The method is applicable to any fluoroelastomer; for example, polymers and copolymers of vinylidene fluoride, perfiuoropropylene, chlorotrifiuoroethylene, and the like.

EXAMPLE A vinylidene fluoride-perfluoropropylene copolymer parts by weight), magnesium oxide (15 parts), MT carbon black (30 parts), and benzoyl peroxide (3 parts) were mixed. The composition was formed into button-shaped gaskets which were vulcanized by press curing for 60 minutes at 260 F. using well-known procedures. The gaskets were then post cured 1n the sistant, low compression set material comprising the following sequence of steps: steps of (a) heating said composition at about 200 F.

Pressure, Tensile, Elongation, Hardness Time, hrs. Tomp.F. mm. Hg. Set, percent p.s.1. percent Shore A,pts.

24 200 24 200 24 250 24 300 24 350 24 400 72.8 s 500 56.7 16 500 41.8 96 500 760 26. 3 2, 285 ass 76 168 550 760 Substantially unchanged As indicated, the gaskets were tested for compression at about atmospheric pressure; (b) heating said comset. In this test the gaskets are held at 400 F. for 72 position in the range of about ZOO-400 F. under reduced hours under a 25 percent compression. The pressure is pressure to effect the removal of substantially all volatiles; then released and the gaskets are allowed to expand and (c) thereafter further post-curing the composition by freely. If the gasket button expands and returns to its heating it in the range of 400-550 F. at atmospheric original height, it has zero compression set. If it does pressure. not expand and retains its compressed height, it has 100 2. The method according to claim 1 wherein said repercent compression set. Test gaskets reached a comduced pressure is substantially that ofavacuum. pression set of 26.3% which, under the severe conditions of the test, is very, and surprisingly good. References Cited Control gaskets where were not heated in vacuum as UNITED STATES PATENTS indicated but which were post cured at atmospheric pres sure showed substantially 100 percent compression set and 3029473 4/1962 Greenberg 264-447 could not be heated to 500 F. Comparable diamine OTHER REFERENCES cured polymer buttons were hard and had substantially Levy & Vanderbilt, the Society of the Plastics Industry,

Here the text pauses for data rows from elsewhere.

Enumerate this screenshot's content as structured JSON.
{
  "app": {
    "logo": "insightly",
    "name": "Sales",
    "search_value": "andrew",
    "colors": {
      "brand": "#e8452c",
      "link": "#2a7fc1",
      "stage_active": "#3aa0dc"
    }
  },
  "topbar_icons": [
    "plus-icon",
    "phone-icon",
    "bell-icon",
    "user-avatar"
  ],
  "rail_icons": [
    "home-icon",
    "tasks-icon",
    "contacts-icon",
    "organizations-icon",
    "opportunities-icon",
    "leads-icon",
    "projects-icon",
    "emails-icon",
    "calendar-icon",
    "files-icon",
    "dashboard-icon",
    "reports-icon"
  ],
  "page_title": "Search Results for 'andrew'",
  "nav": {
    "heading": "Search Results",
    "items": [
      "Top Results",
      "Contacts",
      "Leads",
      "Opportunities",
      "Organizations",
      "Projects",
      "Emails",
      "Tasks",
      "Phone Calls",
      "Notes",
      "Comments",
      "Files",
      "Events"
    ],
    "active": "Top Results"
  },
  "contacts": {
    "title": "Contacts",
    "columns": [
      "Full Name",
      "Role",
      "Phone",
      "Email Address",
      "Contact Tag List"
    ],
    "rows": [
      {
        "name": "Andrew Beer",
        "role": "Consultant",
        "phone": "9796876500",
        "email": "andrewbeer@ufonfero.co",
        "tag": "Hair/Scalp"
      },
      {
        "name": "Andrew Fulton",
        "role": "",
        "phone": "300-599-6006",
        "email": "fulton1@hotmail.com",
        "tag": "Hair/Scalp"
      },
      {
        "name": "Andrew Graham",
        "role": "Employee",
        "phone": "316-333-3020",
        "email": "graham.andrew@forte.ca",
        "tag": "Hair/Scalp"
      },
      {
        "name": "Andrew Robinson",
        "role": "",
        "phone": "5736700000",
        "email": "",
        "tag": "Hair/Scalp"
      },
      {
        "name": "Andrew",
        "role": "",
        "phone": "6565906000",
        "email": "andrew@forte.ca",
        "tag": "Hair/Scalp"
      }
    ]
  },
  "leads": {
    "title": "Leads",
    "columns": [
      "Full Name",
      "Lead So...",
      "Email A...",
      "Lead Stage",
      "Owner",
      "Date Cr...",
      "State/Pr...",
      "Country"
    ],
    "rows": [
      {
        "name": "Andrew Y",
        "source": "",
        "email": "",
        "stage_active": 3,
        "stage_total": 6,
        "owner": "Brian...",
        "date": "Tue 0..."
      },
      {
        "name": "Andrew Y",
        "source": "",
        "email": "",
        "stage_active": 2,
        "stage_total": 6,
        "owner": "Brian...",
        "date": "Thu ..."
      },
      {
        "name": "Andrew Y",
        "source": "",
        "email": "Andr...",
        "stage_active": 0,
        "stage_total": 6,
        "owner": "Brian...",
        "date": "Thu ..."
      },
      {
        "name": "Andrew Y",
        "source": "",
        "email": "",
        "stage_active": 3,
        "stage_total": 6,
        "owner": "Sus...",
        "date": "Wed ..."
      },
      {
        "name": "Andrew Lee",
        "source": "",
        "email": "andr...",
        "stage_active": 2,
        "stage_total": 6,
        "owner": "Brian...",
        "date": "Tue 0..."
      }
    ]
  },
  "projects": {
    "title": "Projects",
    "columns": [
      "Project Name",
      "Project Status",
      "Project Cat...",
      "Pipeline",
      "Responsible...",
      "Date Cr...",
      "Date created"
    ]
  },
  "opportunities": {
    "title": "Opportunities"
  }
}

100 Percent compression Inc., Evaluation and Development of Glass Reinforced The tensile of 2285, the elongation of 385, and the Shore hardness of 76 in the tested gasket indicates that Petmleum Industry 1960 sectlon the latter still retains the general properties characteristic Conroy Honn Robb & Wolf Rubber Age Kel F of elastomers before they have been subjected to adverse Elastomer 1955 V 01 76 No 4 p 543450 (260/92 environments. 1 i a It is to be understood that the foregoing example and DONALD ARNOLD, primary Examiner. description are for the purposes of illustration only, and

that various changes may be made therein withount de- SILBAUGH: Assistant Examinera tin from the s i it and see e of th t'o P I cl aim: p r P e mven 1 n US. Cl. X.R.

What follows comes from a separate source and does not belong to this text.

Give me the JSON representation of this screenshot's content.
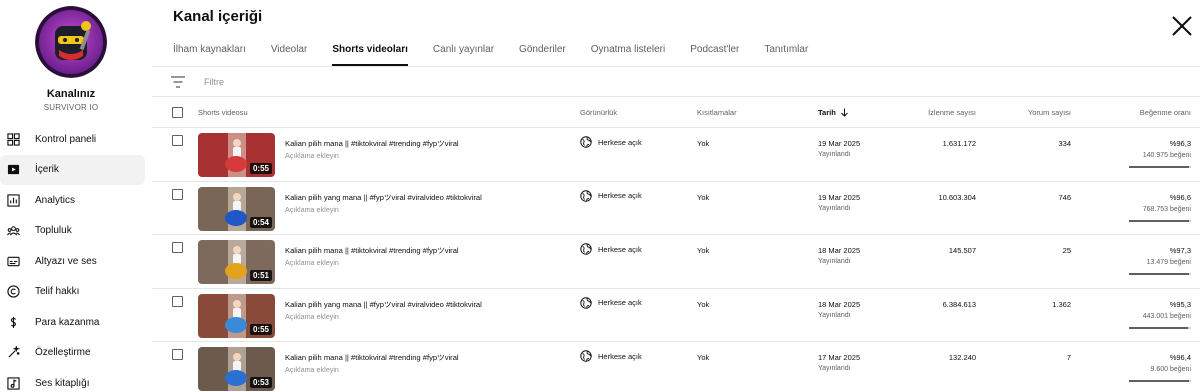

1. The method of post-curing a benzoyl peroxide cured 264-236, 347; 26092.1 fluoroelastomer composition to produce a temperature re- 40

Patent Citations
Cited PatentFiling datePublication dateApplicantTitle
US3029473 *May 25, 1959Apr 17, 1962Riverside Plastics CorpVacuum post-curing of infusible plastic material
Referenced by
Citing PatentFiling datePublication dateApplicantTitle
US3708876 *Jan 28, 1969Jan 9, 1973Burroughs CorpVacuum-heat treatment of printed circuit boards
US4094949 *May 28, 1976Jun 13, 1978Shin-Etsu Chemical Co. Ltd.Method for preparing shaped articles of a fluorinated elastomer
US4148982 *Jul 6, 1977Apr 10, 1979Asahi Glass Co. Ltd.Used as molding materials and adhesives
US4259281 *Apr 17, 1979Mar 31, 1981Industrie Pirelli S.P.A.Vacuum heating of crosslinked polyethylene
US4360706 *Apr 14, 1980Nov 23, 1982Industrie Pirelli S.P.A.Aftertreatment of crosslinked polymer with heat at low pressure
US4675380 *May 6, 1986Jun 23, 1987E. I. Du Pont De Nemours And CompanyMelt-processible tetrafluoroethylene/perfluoroolefin copolymer granules and processes for preparing them
Classifications
U.S. Classification264/102, 528/481, 525/387, 264/236, 264/347
International ClassificationC08J3/24
Cooperative ClassificationC08J3/244, C08J2327/12
European ClassificationC08J3/24E